As a result, the company said that in order to reduce losses in its Flour Division, National Flour Mills has had to increase the wholesale price of flour by 33 per cent, with a suggested increase averaging 28 per cent on the retail price of flour to the consumer.
This decision the company said, follows continued initiatives to reduce operating costs to maintain the price of flour, in the face of increased supply chain challenges and soaring commodity prices.
Flour prices were increased in January 2022, NFM’s first increase since 2008, however the emerging crisis in eastern Europe and the decision by India and at least seven of the world’s wheat suppliers to curtail exports, saw a reduction in the quantities available to non-producing nations like Trinidad and Tobago and resulted in dramatic increases in the price of wheat globally.
"This geopolitical hurricane has caused Spring Wheat futures to jump from as low as US$8.55 per bushel in January 2022, to as high as US$14.06 per bushel in May 2022, an increase of 64% in four months. This also represents a 138% increase in Spring Wheat futures from US$5.90 per bushel at the beginning of 2021. Mindful of the impact of a full 49% increase in the price of flour on the population, NFM has taken the decision to limit the increase in the wholesale price of flour to 33% to reduce losses in its flour division and ensure overall profitability," NFM said.

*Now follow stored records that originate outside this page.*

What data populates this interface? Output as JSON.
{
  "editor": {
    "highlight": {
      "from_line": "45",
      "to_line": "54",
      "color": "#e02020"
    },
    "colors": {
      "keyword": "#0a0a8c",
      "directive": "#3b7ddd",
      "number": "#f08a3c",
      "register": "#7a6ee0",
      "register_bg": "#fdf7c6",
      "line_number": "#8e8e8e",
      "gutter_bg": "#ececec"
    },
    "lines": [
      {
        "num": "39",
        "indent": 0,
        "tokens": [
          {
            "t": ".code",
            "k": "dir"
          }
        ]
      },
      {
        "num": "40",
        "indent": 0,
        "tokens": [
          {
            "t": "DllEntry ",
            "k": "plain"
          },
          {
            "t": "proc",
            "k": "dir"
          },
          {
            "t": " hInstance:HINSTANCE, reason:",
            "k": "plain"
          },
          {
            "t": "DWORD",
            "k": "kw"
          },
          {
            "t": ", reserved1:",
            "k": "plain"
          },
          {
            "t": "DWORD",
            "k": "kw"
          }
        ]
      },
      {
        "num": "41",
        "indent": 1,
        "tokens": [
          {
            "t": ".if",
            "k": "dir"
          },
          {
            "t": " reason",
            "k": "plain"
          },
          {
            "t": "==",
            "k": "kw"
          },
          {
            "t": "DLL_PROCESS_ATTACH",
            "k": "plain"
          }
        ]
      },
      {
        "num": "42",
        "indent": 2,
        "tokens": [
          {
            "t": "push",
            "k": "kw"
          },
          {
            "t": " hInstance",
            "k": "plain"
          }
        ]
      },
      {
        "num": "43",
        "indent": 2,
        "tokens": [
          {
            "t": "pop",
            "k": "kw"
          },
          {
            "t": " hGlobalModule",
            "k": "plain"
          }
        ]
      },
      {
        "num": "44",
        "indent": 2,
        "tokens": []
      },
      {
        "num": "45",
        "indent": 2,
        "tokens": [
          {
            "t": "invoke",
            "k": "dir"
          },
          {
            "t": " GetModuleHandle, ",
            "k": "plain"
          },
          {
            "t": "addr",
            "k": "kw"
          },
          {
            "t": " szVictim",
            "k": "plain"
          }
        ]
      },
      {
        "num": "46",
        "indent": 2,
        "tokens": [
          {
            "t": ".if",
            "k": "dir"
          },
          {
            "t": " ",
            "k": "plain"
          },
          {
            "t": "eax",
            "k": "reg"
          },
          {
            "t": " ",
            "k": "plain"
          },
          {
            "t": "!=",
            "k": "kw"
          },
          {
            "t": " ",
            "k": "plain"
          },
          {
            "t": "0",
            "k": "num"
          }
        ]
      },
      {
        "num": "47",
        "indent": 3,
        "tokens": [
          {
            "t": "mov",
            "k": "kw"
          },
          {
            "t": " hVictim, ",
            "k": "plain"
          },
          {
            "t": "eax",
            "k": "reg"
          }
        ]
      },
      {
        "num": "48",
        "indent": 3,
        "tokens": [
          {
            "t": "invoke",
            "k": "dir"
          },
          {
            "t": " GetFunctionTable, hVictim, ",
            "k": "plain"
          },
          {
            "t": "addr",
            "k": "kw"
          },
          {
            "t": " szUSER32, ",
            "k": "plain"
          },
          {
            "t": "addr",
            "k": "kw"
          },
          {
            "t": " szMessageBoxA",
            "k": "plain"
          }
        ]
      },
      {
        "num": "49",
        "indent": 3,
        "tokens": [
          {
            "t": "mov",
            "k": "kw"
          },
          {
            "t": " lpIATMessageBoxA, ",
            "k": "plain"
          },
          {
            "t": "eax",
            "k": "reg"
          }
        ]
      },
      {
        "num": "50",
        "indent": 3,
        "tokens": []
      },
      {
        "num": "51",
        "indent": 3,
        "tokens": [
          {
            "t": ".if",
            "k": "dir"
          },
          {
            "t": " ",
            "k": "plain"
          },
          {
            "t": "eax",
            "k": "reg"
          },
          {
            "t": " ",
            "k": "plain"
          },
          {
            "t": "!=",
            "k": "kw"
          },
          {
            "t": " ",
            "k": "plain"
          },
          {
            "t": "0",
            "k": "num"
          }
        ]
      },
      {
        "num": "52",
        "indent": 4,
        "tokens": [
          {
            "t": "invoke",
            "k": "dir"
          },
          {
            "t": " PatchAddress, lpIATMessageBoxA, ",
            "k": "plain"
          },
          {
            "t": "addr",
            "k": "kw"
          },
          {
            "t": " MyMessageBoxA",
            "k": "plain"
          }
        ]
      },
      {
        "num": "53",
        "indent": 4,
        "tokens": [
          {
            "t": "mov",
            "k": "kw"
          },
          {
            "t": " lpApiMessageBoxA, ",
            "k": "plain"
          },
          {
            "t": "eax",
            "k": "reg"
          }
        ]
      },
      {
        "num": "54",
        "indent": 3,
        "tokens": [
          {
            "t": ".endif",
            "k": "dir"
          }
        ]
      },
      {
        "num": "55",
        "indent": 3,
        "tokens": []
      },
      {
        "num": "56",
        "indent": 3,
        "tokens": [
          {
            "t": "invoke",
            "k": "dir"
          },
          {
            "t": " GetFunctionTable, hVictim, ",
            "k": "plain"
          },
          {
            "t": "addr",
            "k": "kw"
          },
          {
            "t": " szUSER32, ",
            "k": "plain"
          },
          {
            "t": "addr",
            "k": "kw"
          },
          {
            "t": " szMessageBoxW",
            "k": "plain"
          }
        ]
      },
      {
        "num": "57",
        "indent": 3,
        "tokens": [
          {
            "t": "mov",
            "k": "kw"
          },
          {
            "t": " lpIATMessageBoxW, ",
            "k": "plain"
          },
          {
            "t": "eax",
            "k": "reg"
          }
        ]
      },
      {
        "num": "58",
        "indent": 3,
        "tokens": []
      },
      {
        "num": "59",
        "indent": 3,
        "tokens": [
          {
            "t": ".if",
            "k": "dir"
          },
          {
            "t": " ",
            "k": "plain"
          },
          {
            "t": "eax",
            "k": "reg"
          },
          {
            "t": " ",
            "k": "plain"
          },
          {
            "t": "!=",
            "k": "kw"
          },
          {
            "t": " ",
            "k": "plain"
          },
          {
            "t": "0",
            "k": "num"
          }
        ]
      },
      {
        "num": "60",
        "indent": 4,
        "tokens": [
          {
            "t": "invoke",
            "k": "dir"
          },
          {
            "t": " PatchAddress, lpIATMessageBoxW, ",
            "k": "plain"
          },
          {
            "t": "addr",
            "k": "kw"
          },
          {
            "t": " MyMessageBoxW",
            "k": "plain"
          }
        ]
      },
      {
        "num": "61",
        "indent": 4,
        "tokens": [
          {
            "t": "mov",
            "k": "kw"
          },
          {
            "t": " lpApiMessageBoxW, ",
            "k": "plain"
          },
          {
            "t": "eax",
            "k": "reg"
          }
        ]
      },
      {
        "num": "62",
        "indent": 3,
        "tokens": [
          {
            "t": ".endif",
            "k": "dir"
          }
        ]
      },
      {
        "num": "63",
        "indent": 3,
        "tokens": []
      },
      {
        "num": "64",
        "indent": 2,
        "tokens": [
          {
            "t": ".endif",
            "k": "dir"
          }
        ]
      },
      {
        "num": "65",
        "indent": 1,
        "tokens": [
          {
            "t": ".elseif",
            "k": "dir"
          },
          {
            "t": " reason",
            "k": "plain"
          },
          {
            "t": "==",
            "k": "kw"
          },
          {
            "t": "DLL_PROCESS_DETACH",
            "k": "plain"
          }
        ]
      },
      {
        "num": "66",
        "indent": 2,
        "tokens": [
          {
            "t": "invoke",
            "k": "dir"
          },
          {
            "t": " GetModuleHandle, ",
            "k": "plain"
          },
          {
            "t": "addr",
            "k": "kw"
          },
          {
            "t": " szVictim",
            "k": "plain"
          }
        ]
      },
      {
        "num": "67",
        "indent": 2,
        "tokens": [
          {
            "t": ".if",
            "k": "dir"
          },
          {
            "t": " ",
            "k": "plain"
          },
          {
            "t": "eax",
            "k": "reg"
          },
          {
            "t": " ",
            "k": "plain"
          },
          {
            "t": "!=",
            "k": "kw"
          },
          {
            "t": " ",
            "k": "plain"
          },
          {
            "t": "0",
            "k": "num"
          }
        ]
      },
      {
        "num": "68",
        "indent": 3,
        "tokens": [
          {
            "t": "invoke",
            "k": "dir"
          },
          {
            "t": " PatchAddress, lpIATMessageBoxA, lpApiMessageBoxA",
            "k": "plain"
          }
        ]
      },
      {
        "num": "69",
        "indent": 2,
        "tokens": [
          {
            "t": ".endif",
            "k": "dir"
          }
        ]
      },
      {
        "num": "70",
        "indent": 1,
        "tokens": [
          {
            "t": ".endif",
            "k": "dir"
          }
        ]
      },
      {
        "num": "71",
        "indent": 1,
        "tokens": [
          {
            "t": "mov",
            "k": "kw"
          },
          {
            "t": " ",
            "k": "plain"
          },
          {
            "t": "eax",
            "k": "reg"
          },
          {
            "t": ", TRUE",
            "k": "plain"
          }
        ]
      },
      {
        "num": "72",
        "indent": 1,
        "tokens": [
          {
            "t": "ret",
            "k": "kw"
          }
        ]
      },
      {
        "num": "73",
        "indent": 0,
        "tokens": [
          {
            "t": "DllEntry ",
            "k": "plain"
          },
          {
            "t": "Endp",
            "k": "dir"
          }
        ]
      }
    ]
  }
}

Commenting on the decision, NFM CEO Ian Mitchell said, “This is the most turbulent period for wheat supply and food security in recent history. Flour is an important ingredient in our diets in Trinidad and Tobago and in response to the challenges that we are facing, we have been able to secure wheat to ensure a reliable supply of flour.
However, the next few wheat shipments have been purchased at record high prices due to the crisis in Ukraine coupled with decisions by many exporting nations to halt the export of wheat. We continue to explore ways to improve the efficiency of our operations and manage those costs that we can control. While we are acutely aware of the knock-on effect that an increase in the price of flour could have in the market, we must ensure that there is product available on the supermarket shelves. We must also ensure that we can generate enough positive cash flow and operating surplus to pay for these raw materials.”
The price increase will take effect on June 22, 2022.